Not only is it a great college, but the city of Santa Barbara is also top-notch. Renters will enjoy amazing beaches, breathtaking cliff-side views, endless trails and walking paths and good weather almost all year long.

People living in Santa Barbara talk about the sense of community they feel living here. You’ll enjoy a close-knit community in one of the most gorgeous beach-side cities in California. Rent ranges from $2,400 to $3,200 in Santa Barbara.

9. San Diego

san diego, california

san diego, california
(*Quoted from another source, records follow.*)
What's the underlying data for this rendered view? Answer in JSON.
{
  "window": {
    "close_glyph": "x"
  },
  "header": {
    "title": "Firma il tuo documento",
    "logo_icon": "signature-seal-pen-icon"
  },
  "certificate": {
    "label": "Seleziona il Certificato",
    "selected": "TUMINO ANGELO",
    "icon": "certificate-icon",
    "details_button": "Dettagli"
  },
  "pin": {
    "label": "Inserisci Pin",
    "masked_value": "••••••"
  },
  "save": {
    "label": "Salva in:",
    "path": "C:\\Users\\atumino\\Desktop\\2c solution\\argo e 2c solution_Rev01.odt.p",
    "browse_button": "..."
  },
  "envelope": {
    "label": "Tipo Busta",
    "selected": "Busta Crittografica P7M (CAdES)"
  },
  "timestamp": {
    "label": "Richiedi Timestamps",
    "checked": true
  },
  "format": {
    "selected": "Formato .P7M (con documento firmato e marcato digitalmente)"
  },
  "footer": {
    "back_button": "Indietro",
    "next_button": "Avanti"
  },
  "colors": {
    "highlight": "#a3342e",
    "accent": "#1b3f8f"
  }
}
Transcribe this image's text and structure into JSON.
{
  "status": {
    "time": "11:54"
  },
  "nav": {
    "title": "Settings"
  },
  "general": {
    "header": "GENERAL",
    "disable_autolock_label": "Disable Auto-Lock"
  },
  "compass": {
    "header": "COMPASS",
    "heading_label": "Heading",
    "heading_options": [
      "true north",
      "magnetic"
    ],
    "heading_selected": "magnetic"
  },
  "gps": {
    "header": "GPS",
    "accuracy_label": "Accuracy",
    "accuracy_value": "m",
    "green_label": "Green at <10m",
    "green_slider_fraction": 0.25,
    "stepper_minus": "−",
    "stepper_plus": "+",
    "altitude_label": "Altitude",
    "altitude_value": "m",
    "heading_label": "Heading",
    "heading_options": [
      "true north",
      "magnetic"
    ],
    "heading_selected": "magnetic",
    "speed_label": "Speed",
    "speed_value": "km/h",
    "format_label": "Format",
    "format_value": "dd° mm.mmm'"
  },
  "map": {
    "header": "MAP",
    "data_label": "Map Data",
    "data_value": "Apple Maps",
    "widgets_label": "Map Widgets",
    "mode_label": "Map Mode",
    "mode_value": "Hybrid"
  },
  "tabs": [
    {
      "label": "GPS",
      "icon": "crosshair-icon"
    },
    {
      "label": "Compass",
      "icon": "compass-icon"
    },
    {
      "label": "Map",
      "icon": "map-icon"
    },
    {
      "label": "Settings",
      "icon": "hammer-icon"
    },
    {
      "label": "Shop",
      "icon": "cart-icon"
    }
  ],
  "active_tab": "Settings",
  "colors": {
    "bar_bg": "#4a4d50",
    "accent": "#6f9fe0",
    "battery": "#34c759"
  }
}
San Diego State University is a public university located in San Diego. The school population is large with more than 35,000 students. Living in this college town near campus, you’ll be surrounded by students who are eager to learn and cheer on the basketball team, the Aztecs. Another college located in this city is the University of San Diego.

Living in San Diego comes with perks, too. You’ll be located near the beach and can visit the famous San Diego Zoo. If that’s not your thing, you can enjoy great seafood, try a new coffee shop or go whale watching, hiking or biking. Renters can expect to pay between $2,300 and $3,400 in rent, but prices may vary for on-campus housing. San Diego is one of the best places to live in California.

10. Claremont

homes in claremont, california

homes in claremont, california

Claremont is a great California college town and is home to Pomona College, a small, liberal arts college. With a small student body of 2,000 students, residents of Claremont can live close to the college campus without having the overwhelming number of students that other state schools have.

Living in Claremont you’ll have a suburban feel and are friendly with your neighbors, but L.A. is only 35 miles away so you have quick access to a big city, too. Claremont is great for parks, fine arts and food. Rent ranges from $1,600 to $1,900 for one and two-bedroom apartments.

Living near a college town

Like all things, living near a college town has its pros and cons. Pros include lots of housing options, a younger population of eager students, several restaurants and bars and a thriving nightlife. Depending on your perspective, cons can include too many young students and party-goers and potentially worn-down housing from college students residing in them.

However, we can all agree that living in California near a college town, you’ll enjoy the perks of California weather, good food, friendly people and a variety of housing options that fit your needs and budget.